For a recent fishing trip, I threw our largest cooler in the boat and stopped by a convenience store on the way to the lake to purchase a bag of ice. As I emptied the ice into the cooler, it occurred to me the ice was basically crushed ice instead of cubes that I was accustomed to purchasing. Realizing crushed ice would not last like good-sized cubes, I opted to purchase a second bag. By the end of the 92-degree day, I was pleased with my decision for the sake of protecting our catch.


I have concluded that when it comes to ice chests, we make many decisions that impact the cooler’s efficiency. We can place it in a continually shaded area or expose it to direct sunlight for hours! What we store in it impacts the longevity of ice. Aluminum cans get cold faster and stay cold easier, thus helping ice last longer than plastic bottles do. 


You will probably pay the price if you are cheap and expect one small bag of ice to last. We have found it beneficial to place a couple of bags of ice into the cooler 24 hours before a trip; drain the melted water; and top off the cooler with fresh ice before going into the wilderness for days.
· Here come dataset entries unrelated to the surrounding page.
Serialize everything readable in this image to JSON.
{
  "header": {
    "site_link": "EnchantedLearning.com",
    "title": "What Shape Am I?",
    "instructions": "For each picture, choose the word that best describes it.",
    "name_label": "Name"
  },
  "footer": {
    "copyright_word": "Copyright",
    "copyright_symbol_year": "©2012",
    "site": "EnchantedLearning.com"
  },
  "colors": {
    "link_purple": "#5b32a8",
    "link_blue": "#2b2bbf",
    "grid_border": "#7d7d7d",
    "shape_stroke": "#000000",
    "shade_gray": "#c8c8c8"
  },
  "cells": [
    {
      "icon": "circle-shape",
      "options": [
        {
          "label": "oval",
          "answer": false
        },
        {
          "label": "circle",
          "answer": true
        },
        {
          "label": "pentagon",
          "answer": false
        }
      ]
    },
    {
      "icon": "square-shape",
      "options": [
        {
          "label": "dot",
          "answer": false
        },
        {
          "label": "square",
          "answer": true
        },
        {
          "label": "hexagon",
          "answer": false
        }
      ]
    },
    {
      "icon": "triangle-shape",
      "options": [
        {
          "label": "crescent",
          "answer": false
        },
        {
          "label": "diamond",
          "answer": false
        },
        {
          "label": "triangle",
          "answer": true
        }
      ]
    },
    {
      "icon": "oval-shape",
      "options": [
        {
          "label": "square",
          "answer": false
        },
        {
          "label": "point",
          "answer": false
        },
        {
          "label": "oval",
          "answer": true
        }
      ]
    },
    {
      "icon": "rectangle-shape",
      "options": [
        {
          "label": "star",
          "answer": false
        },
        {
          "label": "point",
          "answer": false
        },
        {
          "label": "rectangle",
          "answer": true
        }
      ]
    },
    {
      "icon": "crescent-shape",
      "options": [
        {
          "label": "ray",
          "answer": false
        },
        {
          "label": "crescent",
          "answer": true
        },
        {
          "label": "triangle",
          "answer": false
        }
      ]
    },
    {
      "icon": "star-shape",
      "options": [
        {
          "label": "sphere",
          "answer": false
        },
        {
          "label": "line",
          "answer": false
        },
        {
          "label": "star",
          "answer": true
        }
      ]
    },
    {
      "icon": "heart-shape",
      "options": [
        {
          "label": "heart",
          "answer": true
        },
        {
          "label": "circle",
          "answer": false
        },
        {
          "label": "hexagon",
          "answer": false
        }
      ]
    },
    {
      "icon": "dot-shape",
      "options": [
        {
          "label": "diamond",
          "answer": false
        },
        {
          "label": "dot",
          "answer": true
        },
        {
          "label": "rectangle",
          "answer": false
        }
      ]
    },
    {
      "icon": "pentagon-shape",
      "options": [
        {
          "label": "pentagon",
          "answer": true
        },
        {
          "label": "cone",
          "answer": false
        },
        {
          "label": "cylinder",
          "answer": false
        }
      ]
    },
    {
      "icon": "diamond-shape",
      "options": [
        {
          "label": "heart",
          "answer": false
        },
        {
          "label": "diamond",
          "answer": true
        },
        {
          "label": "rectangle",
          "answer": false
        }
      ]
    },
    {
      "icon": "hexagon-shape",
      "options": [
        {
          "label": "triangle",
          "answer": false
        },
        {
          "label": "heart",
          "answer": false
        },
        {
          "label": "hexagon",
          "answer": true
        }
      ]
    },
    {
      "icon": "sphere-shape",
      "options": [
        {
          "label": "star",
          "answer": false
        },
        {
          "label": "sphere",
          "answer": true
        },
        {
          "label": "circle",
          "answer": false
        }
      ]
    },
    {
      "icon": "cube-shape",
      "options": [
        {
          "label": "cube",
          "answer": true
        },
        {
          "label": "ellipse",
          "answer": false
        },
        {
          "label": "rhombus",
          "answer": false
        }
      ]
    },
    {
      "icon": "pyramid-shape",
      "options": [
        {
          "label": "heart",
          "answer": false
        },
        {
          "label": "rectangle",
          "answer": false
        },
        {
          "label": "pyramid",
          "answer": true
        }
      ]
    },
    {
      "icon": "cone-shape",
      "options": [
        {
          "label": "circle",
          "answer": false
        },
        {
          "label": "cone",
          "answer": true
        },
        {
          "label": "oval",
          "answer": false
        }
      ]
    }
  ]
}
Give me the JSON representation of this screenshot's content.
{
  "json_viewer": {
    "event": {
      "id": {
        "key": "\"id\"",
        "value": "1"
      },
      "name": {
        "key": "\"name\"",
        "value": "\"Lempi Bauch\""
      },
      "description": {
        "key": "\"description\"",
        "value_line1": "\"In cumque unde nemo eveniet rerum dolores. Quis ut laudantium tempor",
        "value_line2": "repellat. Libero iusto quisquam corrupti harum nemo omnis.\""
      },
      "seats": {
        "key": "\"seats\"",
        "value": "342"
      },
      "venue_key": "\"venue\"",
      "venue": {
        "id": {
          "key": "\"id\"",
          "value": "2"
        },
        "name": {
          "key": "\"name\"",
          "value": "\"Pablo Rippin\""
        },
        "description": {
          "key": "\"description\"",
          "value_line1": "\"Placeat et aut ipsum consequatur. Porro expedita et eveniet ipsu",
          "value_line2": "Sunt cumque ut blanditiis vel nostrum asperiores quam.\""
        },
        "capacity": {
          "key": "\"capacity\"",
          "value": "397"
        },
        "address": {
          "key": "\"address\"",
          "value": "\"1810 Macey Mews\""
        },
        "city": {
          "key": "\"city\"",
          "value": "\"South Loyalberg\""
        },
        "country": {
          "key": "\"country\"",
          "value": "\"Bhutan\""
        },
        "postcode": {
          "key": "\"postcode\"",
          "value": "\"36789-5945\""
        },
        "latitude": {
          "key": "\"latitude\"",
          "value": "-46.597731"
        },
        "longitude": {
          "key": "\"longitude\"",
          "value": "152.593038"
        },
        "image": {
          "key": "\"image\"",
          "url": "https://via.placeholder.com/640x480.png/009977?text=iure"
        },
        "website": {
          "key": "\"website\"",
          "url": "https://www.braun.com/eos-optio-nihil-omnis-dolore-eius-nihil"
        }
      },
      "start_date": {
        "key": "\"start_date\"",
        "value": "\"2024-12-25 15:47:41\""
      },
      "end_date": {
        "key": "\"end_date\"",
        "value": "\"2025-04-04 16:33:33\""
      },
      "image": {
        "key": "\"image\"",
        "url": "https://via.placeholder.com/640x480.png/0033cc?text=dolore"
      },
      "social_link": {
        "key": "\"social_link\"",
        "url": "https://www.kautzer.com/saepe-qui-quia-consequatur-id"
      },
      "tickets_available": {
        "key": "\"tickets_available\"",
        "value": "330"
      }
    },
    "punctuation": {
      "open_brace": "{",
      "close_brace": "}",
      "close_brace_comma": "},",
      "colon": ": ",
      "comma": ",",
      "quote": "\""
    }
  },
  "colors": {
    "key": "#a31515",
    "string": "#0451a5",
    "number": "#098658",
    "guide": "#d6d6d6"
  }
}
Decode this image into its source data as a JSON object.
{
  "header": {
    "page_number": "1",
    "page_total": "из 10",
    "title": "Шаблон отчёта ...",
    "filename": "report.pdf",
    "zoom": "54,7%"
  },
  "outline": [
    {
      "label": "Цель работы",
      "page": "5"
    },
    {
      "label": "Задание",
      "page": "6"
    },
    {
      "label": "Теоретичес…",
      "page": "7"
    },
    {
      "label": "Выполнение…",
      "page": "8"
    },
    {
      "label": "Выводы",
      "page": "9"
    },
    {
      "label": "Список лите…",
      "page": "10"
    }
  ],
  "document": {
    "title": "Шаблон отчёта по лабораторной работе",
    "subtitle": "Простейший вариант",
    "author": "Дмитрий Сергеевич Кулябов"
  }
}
Frozen meat acts as a large block of ice and helps ice last longer than a pre-thawed steak or all those freshly caught fish we add. Obviously, our ice chests must serve specific needs at particular times, but I’m pointing out we sometimes expect too much of our equipment. We underestimate the impact we can have on such a simple item. 


Bear activity around campsites has been on the rise in New York again this summer. And, scientists have known for decades that a bloodhound’s sense of smell is 1,000 times better than a human’s, so we humans who spend any real time in wilderness must appreciate that a bear’s nose is considered seven times better than that of a bloodhound. It’s little wonder the “bear-proof” claims are so readily bantered about in advertisements. 


Outdoorsmen are, however, kidding themselves if they don’t realize even a small black bear can tear the bungy cables that hold a cooler’s lid closed. While the modern plastic material is amazing, it is the addition of a non-included padlock that truly enables the ice chest to live up to its bear-proof moniker. 


Every modern, high-tech cooler I’ve investigated includes at least one insertion hole through which a padlock’s shackle is intended to be clasped. 


Bears do not only smell food. When in the wilderness, consider placing toothpaste, deodorant, soap, and even fishing worms inside your modern cooler before clasping that added padlock. 

Share on Social


Hand-Picked For You

Related Articles